Material for the task below:

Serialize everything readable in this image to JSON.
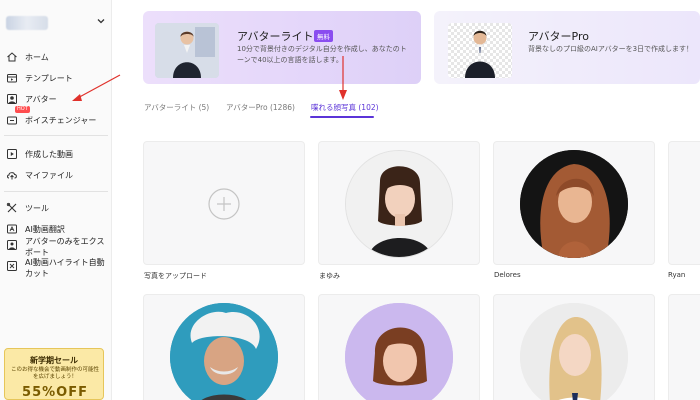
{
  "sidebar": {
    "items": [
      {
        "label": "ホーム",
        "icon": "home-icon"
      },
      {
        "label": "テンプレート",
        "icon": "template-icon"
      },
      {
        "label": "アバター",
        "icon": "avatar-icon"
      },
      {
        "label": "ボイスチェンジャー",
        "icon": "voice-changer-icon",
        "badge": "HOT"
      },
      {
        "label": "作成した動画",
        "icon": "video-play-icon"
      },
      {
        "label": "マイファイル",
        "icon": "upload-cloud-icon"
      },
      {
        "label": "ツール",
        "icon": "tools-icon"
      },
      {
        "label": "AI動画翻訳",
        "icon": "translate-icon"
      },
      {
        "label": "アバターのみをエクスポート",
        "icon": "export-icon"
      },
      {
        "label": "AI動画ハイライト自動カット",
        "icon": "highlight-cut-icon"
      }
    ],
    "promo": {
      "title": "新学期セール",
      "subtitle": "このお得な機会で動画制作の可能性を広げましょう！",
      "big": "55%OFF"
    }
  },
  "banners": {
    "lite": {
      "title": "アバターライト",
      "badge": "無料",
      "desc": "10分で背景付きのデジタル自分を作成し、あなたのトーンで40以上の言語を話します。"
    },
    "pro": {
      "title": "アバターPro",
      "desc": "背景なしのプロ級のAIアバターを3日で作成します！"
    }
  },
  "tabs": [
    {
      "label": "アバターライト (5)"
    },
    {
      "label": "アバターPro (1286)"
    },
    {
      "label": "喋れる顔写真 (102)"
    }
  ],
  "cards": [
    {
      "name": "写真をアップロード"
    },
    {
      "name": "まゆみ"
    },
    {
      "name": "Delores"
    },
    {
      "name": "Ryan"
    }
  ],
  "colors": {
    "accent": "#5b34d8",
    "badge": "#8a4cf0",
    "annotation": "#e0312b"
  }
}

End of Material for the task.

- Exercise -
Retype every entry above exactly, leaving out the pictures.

- Answer to the problem -
Serialize everything readable in this image to JSON.
{
  "sidebar": {
    "items": [
      {
        "label": "ホーム",
        "icon": "home-icon"
      },
      {
        "label": "テンプレート",
        "icon": "template-icon"
      },
      {
        "label": "アバター",
        "icon": "avatar-icon"
      },
      {
        "label": "ボイスチェンジャー",
        "icon": "voice-changer-icon",
        "badge": "HOT"
      },
      {
        "label": "作成した動画",
        "icon": "video-play-icon"
      },
      {
        "label": "マイファイル",
        "icon": "upload-cloud-icon"
      },
      {
        "label": "ツール",
        "icon": "tools-icon"
      },
      {
        "label": "AI動画翻訳",
        "icon": "translate-icon"
      },
      {
        "label": "アバターのみをエクスポート",
        "icon": "export-icon"
      },
      {
        "label": "AI動画ハイライト自動カット",
        "icon": "highlight-cut-icon"
      }
    ],
    "promo": {
      "title": "新学期セール",
      "subtitle": "このお得な機会で動画制作の可能性を広げましょう！",
      "big": "55%OFF"
    }
  },
  "banners": {
    "lite": {
      "title": "アバターライト",
      "badge": "無料",
      "desc": "10分で背景付きのデジタル自分を作成し、あなたのトーンで40以上の言語を話します。"
    },
    "pro": {
      "title": "アバターPro",
      "desc": "背景なしのプロ級のAIアバターを3日で作成します！"
    }
  },
  "tabs": [
    {
      "label": "アバターライト (5)"
    },
    {
      "label": "アバターPro (1286)"
    },
    {
      "label": "喋れる顔写真 (102)"
    }
  ],
  "cards": [
    {
      "name": "写真をアップロード"
    },
    {
      "name": "まゆみ"
    },
    {
      "name": "Delores"
    },
    {
      "name": "Ryan"
    }
  ],
  "colors": {
    "accent": "#5b34d8",
    "badge": "#8a4cf0",
    "annotation": "#e0312b"
  }
}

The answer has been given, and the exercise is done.